INSTRUCTIONS TO FOLLOW:
Please copy each line of the listing below in which the word "String" appears.

DATA TO PROCESS:
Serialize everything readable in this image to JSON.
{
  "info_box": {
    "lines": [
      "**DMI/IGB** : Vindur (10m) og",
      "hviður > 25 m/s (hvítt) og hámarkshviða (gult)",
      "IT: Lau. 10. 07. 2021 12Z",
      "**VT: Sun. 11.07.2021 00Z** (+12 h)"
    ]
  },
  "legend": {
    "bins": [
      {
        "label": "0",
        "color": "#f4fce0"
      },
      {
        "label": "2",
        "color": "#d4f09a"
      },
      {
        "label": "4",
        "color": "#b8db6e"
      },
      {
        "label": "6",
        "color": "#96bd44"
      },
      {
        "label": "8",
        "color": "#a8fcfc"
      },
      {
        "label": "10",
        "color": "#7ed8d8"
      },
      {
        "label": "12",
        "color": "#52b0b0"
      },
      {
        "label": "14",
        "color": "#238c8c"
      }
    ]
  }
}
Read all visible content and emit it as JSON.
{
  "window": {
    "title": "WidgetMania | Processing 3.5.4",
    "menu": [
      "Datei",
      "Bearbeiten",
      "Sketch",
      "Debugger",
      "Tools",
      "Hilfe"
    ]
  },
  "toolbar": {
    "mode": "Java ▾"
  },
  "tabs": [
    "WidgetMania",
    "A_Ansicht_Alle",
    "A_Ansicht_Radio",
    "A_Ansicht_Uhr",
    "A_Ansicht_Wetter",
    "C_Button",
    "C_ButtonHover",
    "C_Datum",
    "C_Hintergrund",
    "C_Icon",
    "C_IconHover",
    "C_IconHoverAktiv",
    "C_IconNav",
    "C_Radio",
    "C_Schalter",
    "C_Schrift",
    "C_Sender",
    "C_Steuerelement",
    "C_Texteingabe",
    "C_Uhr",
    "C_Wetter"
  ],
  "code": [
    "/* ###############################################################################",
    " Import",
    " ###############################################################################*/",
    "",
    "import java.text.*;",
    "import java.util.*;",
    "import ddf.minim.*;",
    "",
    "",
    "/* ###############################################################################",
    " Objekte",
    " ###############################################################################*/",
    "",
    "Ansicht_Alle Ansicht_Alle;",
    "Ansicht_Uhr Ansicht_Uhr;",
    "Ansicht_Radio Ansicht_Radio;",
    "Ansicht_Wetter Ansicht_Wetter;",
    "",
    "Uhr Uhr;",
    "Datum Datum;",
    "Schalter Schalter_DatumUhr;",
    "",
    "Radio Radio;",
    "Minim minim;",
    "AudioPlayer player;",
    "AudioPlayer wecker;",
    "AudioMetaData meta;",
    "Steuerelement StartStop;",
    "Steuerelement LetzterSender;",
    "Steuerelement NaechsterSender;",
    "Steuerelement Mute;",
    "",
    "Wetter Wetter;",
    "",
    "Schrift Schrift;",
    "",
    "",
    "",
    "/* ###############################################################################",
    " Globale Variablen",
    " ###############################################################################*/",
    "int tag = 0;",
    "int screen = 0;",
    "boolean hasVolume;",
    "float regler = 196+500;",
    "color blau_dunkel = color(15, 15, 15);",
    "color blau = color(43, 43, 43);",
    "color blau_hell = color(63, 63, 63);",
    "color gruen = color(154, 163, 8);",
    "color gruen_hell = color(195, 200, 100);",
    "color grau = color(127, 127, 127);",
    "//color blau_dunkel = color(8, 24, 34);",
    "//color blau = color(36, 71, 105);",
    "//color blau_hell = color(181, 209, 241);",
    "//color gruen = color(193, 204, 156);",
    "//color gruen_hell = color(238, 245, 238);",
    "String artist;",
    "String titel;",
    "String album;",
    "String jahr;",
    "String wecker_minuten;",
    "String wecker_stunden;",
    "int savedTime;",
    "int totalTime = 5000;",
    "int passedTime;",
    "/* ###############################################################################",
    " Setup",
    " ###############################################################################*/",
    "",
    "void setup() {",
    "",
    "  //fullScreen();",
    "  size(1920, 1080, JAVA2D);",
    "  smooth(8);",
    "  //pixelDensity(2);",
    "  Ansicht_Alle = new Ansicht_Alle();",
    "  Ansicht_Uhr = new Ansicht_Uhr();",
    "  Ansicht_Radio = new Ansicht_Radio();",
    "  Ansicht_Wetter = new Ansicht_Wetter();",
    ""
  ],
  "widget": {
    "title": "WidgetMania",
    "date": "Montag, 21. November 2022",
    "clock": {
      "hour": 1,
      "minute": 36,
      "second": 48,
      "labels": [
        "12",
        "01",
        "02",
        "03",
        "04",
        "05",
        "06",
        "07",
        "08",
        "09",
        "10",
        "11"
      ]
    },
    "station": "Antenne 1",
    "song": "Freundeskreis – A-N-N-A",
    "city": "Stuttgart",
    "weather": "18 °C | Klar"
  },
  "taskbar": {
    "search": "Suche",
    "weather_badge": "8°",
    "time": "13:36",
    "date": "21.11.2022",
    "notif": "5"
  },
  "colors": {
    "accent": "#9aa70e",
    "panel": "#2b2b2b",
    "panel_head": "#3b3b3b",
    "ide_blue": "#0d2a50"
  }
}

EXPECTED OUTPUT:
    "String artist;",
    "String titel;",
    "String album;",
    "String jahr;",
    "String wecker_minuten;",
    "String wecker_stunden;",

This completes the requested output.